TASK GOAL: Lines in the listing below that include the word "title" need to be copied.

____

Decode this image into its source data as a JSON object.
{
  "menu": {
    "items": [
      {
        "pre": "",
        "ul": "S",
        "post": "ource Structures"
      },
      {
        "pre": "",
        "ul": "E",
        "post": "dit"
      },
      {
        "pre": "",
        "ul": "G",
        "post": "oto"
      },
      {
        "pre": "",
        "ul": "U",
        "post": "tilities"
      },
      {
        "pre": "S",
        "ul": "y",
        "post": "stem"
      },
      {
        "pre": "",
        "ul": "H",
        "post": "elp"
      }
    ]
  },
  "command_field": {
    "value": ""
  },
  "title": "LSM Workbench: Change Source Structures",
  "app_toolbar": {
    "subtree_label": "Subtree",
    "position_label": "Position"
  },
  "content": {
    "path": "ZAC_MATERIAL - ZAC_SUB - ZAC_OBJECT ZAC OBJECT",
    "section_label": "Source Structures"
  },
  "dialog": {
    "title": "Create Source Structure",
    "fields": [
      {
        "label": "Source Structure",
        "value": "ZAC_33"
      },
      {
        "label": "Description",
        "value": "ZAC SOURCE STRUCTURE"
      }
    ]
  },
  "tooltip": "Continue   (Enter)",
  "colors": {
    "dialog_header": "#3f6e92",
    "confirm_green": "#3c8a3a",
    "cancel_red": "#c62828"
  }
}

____

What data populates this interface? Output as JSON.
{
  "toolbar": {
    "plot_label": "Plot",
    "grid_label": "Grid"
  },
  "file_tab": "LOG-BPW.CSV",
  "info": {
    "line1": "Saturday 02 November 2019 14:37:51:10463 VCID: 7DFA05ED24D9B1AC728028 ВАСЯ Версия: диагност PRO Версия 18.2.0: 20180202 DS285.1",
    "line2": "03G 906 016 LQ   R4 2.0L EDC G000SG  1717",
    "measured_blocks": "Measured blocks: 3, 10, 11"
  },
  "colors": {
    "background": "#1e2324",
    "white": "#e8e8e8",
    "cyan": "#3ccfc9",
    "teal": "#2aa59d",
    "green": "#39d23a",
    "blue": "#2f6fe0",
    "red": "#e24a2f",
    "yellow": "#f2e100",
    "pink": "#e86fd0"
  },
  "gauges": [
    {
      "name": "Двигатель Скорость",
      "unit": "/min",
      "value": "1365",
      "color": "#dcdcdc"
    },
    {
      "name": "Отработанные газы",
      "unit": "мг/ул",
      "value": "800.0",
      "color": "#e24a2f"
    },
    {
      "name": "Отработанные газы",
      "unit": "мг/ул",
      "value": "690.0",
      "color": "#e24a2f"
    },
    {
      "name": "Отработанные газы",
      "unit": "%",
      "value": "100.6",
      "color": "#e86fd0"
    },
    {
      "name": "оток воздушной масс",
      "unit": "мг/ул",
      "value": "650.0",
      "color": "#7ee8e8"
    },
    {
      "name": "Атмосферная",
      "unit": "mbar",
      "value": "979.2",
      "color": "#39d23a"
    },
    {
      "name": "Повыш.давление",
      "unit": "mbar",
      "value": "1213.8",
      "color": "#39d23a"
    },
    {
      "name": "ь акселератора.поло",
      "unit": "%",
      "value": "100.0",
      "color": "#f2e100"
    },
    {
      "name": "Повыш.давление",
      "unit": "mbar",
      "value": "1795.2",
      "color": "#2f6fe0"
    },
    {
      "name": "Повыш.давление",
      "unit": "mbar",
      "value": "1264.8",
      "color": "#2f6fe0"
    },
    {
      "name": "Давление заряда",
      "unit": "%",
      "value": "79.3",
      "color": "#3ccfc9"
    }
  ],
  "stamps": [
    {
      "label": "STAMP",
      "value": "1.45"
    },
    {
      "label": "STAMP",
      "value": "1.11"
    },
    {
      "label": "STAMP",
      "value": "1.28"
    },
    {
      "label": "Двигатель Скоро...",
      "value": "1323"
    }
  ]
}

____

RESULT OF THIS TASK:
  "title": "LSM Workbench: Change Source Structures",
    "title": "Create Source Structure",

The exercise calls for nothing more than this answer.